After making the self portraits, students composed “Who Am I” riddle poems. They had to write down a list of sentences telling information about themselves that makes them unique from others in the class. They wrote their names on the back of the papers. I attached them to the self portraits. The kids got to read each other’s poems, guessing who fit the characteristics listed. The portraits were little more than clues, since they were not very realistic.

The project was not only presented several facets of critical thinking, but it also dressed up my room for Meet The Teacher Night! Parents loved trying to figure out which portrait/poem combination was their offspring:)

How to Foster Critical Thinking: Don’t Settle

When I have students figure out a math problem, I tell them to solve it multiple ways. This forces them to rethink the math. They are required to analyze the problem. My students are asked to not only “show their work”, but also explain how they arrived at their answers. When they share the process with a partner the two of them evaluate each other’s work. Having to find other ways to solve a math problem causes students to be creative, looking for novel ways to think about the numbers.

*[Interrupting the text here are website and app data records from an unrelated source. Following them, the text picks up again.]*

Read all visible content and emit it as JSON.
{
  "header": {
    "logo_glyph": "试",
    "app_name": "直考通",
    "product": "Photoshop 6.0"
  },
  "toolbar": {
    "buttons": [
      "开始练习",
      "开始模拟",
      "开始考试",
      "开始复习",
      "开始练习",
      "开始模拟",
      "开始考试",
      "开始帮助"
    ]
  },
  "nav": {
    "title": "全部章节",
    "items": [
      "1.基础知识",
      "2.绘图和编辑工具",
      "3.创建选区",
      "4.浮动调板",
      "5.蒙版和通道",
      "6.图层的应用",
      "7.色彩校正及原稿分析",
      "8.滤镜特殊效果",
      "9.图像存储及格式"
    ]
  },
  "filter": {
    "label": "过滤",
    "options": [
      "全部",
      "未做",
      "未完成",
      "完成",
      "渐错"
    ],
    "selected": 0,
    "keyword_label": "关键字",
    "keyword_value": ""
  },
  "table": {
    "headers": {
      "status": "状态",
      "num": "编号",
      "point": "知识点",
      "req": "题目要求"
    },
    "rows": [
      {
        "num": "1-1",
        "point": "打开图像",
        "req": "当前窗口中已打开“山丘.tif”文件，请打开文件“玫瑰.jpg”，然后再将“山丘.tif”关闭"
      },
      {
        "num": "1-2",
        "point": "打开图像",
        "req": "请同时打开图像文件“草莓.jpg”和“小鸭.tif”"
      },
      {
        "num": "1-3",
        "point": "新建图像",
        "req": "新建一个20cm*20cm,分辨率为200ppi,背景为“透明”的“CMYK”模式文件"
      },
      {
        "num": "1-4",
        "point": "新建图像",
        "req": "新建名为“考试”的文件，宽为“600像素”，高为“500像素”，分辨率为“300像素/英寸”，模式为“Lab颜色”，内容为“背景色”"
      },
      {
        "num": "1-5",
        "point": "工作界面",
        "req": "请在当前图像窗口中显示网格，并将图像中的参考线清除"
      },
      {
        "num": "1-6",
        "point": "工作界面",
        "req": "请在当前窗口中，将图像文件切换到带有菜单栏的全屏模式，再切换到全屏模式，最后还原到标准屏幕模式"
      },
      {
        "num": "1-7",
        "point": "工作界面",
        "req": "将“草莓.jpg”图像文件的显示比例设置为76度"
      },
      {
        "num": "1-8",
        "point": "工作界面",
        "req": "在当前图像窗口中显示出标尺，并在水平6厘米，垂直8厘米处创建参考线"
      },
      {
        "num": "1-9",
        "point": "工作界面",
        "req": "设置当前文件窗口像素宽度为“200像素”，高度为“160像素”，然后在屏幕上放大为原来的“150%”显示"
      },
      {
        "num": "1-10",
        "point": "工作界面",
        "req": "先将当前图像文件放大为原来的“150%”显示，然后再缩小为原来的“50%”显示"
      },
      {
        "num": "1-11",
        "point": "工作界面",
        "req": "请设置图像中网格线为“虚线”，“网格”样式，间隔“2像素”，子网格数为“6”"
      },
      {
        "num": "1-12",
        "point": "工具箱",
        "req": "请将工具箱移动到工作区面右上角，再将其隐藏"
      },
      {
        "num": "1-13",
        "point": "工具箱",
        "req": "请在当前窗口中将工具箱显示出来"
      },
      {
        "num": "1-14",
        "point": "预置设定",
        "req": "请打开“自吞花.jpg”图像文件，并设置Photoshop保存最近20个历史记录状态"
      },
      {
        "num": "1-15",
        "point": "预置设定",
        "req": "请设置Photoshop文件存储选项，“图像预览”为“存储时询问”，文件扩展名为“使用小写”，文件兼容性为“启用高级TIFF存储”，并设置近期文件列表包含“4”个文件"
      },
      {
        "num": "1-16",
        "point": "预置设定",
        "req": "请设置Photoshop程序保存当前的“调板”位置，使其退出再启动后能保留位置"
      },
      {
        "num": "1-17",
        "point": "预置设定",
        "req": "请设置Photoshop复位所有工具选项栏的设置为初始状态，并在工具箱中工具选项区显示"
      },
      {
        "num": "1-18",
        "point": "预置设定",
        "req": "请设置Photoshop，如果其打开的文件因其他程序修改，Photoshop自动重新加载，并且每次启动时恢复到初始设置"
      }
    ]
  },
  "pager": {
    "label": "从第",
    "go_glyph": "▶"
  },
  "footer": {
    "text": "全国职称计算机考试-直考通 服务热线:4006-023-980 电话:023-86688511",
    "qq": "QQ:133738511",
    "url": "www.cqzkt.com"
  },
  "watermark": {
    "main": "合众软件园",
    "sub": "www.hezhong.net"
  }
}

A way to inspire critical thinking during a writing assignment is through allowing students to view their peers’ written responses within Google Forms. When I administer an assessment through giving a quiz from Google classroom, I instruct my students to click on “See Previous Responses” upon submitting their quizzes. They are to read their classmates’ writing, evaluating the responses and comparing them with what they wrote. They may go back and add information to their own writing, then, adapting new ideas to the answer.

One More Thing: Call it what it is.

Watanabe-Crockett (2016) suggests actually using the term critical thinking. “How to Develop A Critical Thinking Mindset in Elementary Students” supplies a graphic aid from Andrew Churches that shows Bloom’s Taxonomy applied to technology. It has long lists of verbs under each thinking skill. It isn’t a bad idea to make a poster of this and put it on the wall.me

In order to critique something, one must create an opinion. With this end in mind, educators can work to teach students how to think critically in order to complete the task.

Sources:

Watanabe-Crockett, L. (2015, July 24). The Importance of Teaching Critical Thinking. Retrieved September 22, 2018, from https://globaldigitalcitizen.org/the-importance-of-teaching-critical-thinking

Watanabe-Crockett, L. (2016, May 28). How to Develop A Critical Thinking Mindset in Elementary Students. Retrieved September 22, 2018, from https://globaldigitalcitizen.org/critical-thinking-mindset-elementary-students